It’s worth recounting that the Mets were wrecked by their brain trust, just as they were built by it. After rolling the dice so masterfully for five years, the front office started shooting craps. They traded Mitchell and Dykstra too soon, they mistook Juan Samuel for Willie Mays, and they forgot Carter’s age and how critical his output from the catching position was to their offense. (When Ripken stops playing shortstop, the Orioles must avoid a similar oversight.) Without the luxury of one of the top half-dozen draft picks, the farm system sputtered, putting more pressure on the front office to fill holes through trades. Like a gambler on a losing streak, the trademeisters kept figuring just one more deal would put them back on the winning track.
Changing managers has disturbed the equation that made the Orioles winners.
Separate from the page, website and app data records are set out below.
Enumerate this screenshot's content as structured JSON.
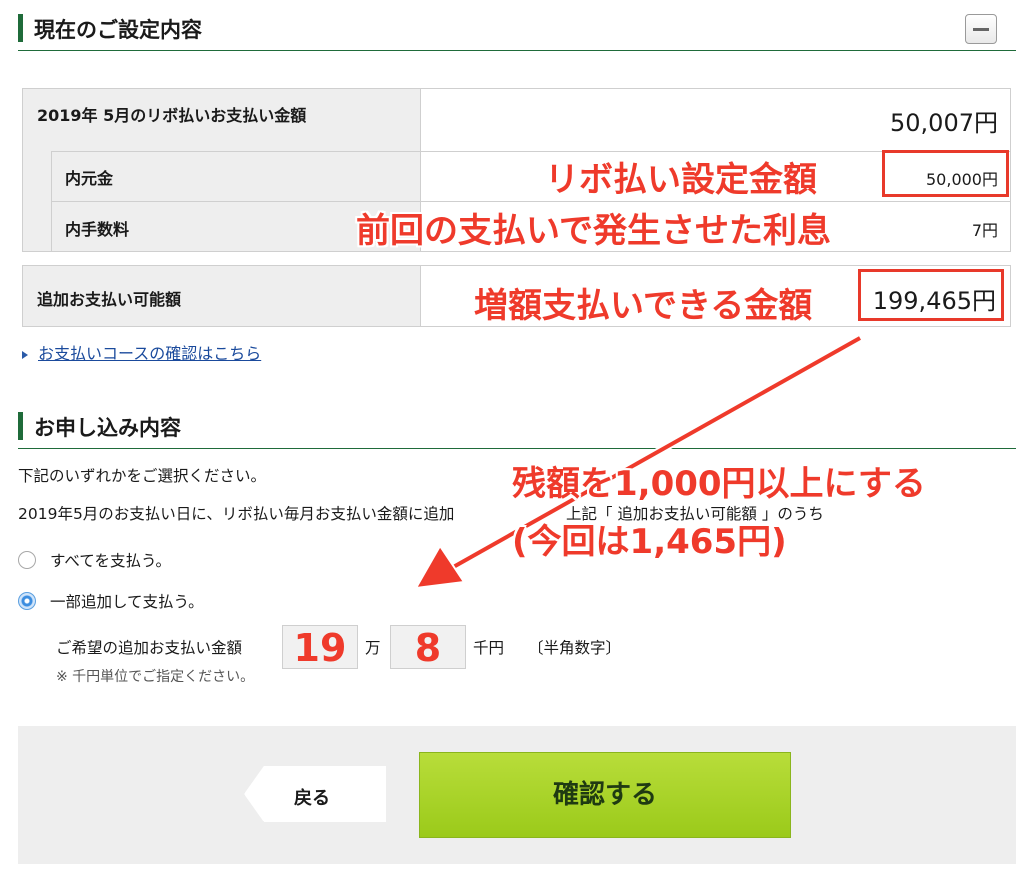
{
  "section1": {
    "title": "現在のご設定内容"
  },
  "table1": {
    "row_main": {
      "label": "2019年 5月のリボ払いお支払い金額",
      "value": "50,007円"
    },
    "row_principal": {
      "label": "内元金",
      "value": "50,000円"
    },
    "row_fee": {
      "label": "内手数料",
      "value": "7円"
    }
  },
  "table2": {
    "label": "追加お支払い可能額",
    "value": "199,465円"
  },
  "annotations": {
    "revo_amount": "リボ払い設定金額",
    "prev_interest": "前回の支払いで発生させた利息",
    "increase_amount": "増額支払いできる金額",
    "remain_line1": "残額を1,000円以上にする",
    "remain_line2": "(今回は1,465円)"
  },
  "link": {
    "label": "お支払いコースの確認はこちら"
  },
  "section2": {
    "title": "お申し込み内容",
    "instruction": "下記のいずれかをご選択ください。",
    "description_visible": "2019年5月のお支払い日に、リボ払い毎月お支払い金額に追加",
    "description_tail": "上記「 追加お支払い可能額 」のうち",
    "option_all": "すべてを支払う。",
    "option_partial": "一部追加して支払う。",
    "amount_label": "ご希望の追加お支払い金額",
    "man_value": "19",
    "man_unit": "万",
    "sen_value": "8",
    "sen_unit": "千円",
    "hint": "〔半角数字〕",
    "note": "※ 千円単位でご指定ください。"
  },
  "footer": {
    "back_label": "戻る",
    "confirm_label": "確認する"
  },
  "colors": {
    "green": "#1f6b3a",
    "annotation_red": "#ef3a2b",
    "confirm_green": "#9bca1a"
  }
}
But Oriole fans can take comfort in initial reports that Regan is expected to be a lot like Johnny Oates.
Neros (as in Zeros) of the Boardroom The National League jumped onto the manager-go-round with the Chicago Cubs’ firing of Tom Trebelhorn. That makes five field managers out, plus four new general managers in, before the first game of the World Series would have been played. Axes are poised to fall elsewhere, all presumably sharpened on the basis of inadequacies made evident during an incomplete season.
Meanwhile, the game’s future remains bleaker than at any time this century. If you believe Major League Baseball (MLB) is run astutely, with a sharp eye on the game’s public image, these management moves could comprise a concerted effort to maintain baseball’s media profile, fuel traditional hot-stove league chatter, and offer some sense of the continuity that is so vital to baseball’s national-pastime status. Such an image offensive may even reflect MLB’s version of the popular election theme: throw the rascals out. People are mad at baseball, just like they’re mad at Congress, and tossing a manager on his ear shows cranky fans that management feels their anger.
Of course, if you believe MLB knows how to handle its public image, you haven’t been paying attention for the past few months.
This current firing frenzy is a revolting spectacle given the game’s pus-gushing labor wound. Teams are changing radio stations while their cars careen into oncoming traffic. Every front-office executive in baseball should be working toward settling the strike and ensuring the 1995 season.
Until the strike is settled and there’s a working framework for the game’s operations—free agency, arbitration, and all those other factors that determine a roster—the names on the organization chart are irrelevant.
The management bloodletting underscores one key to understanding the strike situation. Executives in charge of running the teams, the ones who actually get their fingernails dirty with the game, are completely divorced from the strike. Labor issues have become the sole province of the grand poohbahs and poohbettes who own the clubs. The strike issue no longer has anything to do with the game of baseball and everything to do with the game of power. Even with the intervention of all-star mediator Bill Usery, that situation hardly bodes well for a sensible settlement, let alone a timely one.